• _What the task asks_: What is the number of lines in the entries that contain the word "structured"? Reply with that number only.

• _Exercise material_:
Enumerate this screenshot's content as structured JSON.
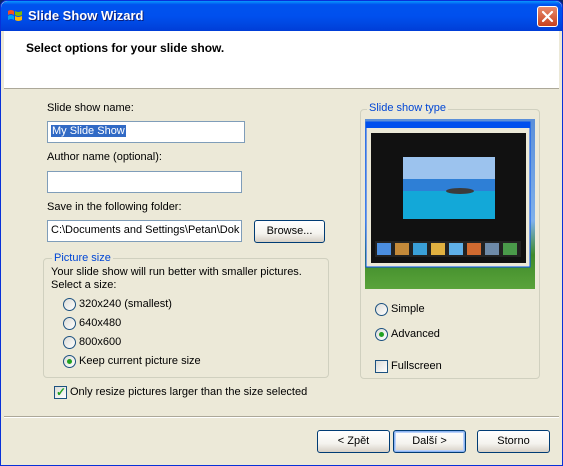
{
  "window": {
    "title": "Slide Show Wizard"
  },
  "header": {
    "text": "Select options for your slide show."
  },
  "form": {
    "slide_show_name_label": "Slide show name:",
    "slide_show_name_value": "My Slide Show",
    "author_label": "Author name (optional):",
    "author_value": "",
    "folder_label": "Save in the following folder:",
    "folder_value": "C:\\Documents and Settings\\Petan\\Dok",
    "browse_label": "Browse..."
  },
  "picture_size": {
    "title": "Picture size",
    "description": "Your slide show will run better with smaller pictures.",
    "select_label": "Select a size:",
    "options": [
      "320x240 (smallest)",
      "640x480",
      "800x600",
      "Keep current picture size"
    ],
    "selected_index": 3
  },
  "resize_checkbox": {
    "label": "Only resize pictures larger than the size selected",
    "checked": true
  },
  "slide_show_type": {
    "title": "Slide show type",
    "options": [
      "Simple",
      "Advanced"
    ],
    "selected_index": 1,
    "fullscreen_label": "Fullscreen",
    "fullscreen_checked": false
  },
  "buttons": {
    "back": "< Zpět",
    "next": "Další >",
    "cancel": "Storno"
  },
  "colors": {
    "title_bar": "#0053ee",
    "group_title": "#0046d5",
    "radio_on": "#21a121"
  }
}
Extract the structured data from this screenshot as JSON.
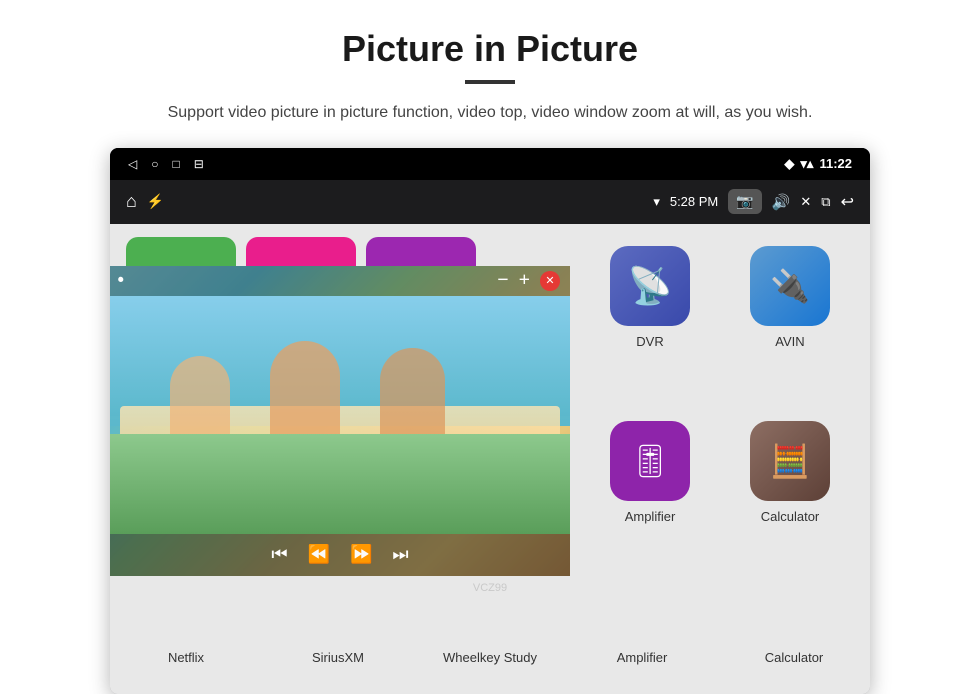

• _Answer to this exercise_: 2